[Records to use — start]

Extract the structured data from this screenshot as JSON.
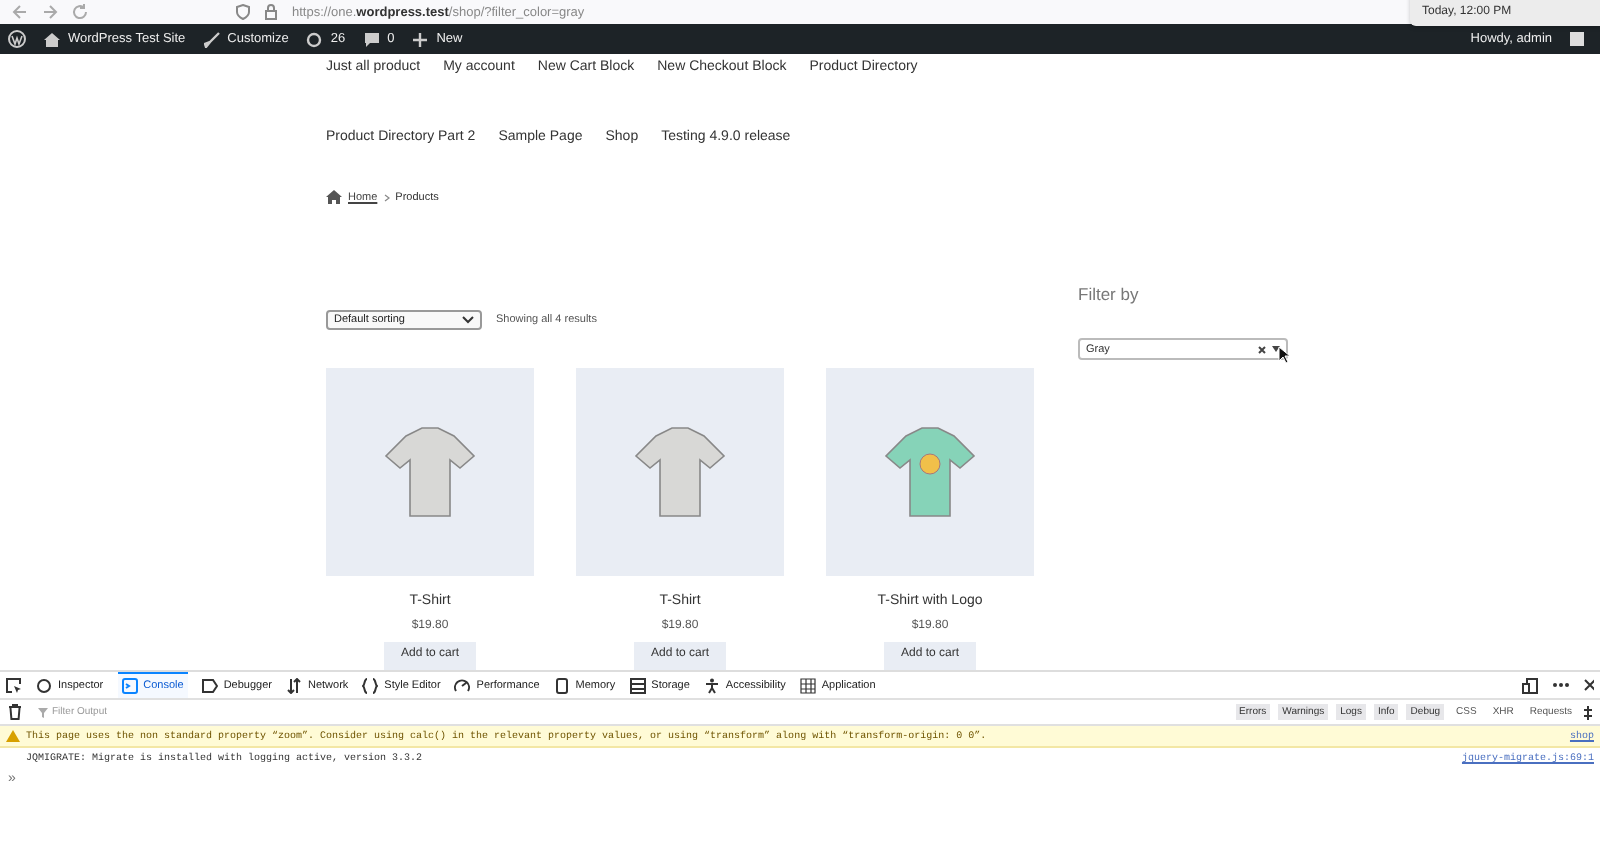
{
  "browser": {
    "url": "https://one.**wordpress.test**/shop/?filter_color=gray",
    "notification": {
      "time": "Today, 12:00 PM"
    }
  },
  "admin_bar": {
    "site": "WordPress Test Site",
    "customize": "Customize",
    "updates": "26",
    "comments": "0",
    "new": "New",
    "greeting": "Howdy, admin"
  },
  "nav": [
    "Just all product",
    "My account",
    "New Cart Block",
    "New Checkout Block",
    "Product Directory",
    "Product Directory Part 2",
    "Sample Page",
    "Shop",
    "Testing 4.9.0 release"
  ],
  "breadcrumb": [
    "Home",
    "Products"
  ],
  "sorting": {
    "value": "Default sorting"
  },
  "result_count": "Showing all 4 results",
  "products": [
    {
      "kind": "plain",
      "title": "T-Shirt",
      "price": "$19.80",
      "button": "Add to cart"
    },
    {
      "kind": "plain",
      "title": "T-Shirt",
      "price": "$19.80",
      "button": "Add to cart"
    },
    {
      "kind": "logo",
      "title": "T-Shirt with Logo",
      "price": "$19.80",
      "button": "Add to cart"
    }
  ],
  "filter": {
    "title": "Filter by",
    "value": "Gray"
  },
  "devtools": {
    "tabs": [
      {
        "label": "Inspector",
        "selected": false
      },
      {
        "label": "Console",
        "selected": true
      },
      {
        "label": "Debugger",
        "selected": false
      },
      {
        "label": "Network",
        "selected": false
      },
      {
        "label": "Style Editor",
        "selected": false
      },
      {
        "label": "Performance",
        "selected": false
      },
      {
        "label": "Memory",
        "selected": false
      },
      {
        "label": "Storage",
        "selected": false
      },
      {
        "label": "Accessibility",
        "selected": false
      },
      {
        "label": "Application",
        "selected": false
      }
    ],
    "filter_placeholder": "Filter Output",
    "levels": [
      {
        "label": "Errors",
        "on": true
      },
      {
        "label": "Warnings",
        "on": true
      },
      {
        "label": "Logs",
        "on": true
      },
      {
        "label": "Info",
        "on": true
      },
      {
        "label": "Debug",
        "on": true
      },
      {
        "label": "CSS",
        "on": false
      },
      {
        "label": "XHR",
        "on": false
      },
      {
        "label": "Requests",
        "on": false
      }
    ],
    "messages": [
      {
        "kind": "warning",
        "text": "This page uses the non standard property “zoom”. Consider using calc() in the relevant property values, or using “transform” along with “transform-origin: 0 0”.",
        "source": "shop"
      },
      {
        "kind": "log",
        "text": "JQMIGRATE: Migrate is installed with logging active, version 3.3.2",
        "source": "jquery-migrate.js:69:1"
      }
    ],
    "prompt": "»"
  }
}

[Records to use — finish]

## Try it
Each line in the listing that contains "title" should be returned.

## Answer space
      "title": "T-Shirt",
      "title": "T-Shirt",
      "title": "T-Shirt with Logo",
    "title": "Filter by",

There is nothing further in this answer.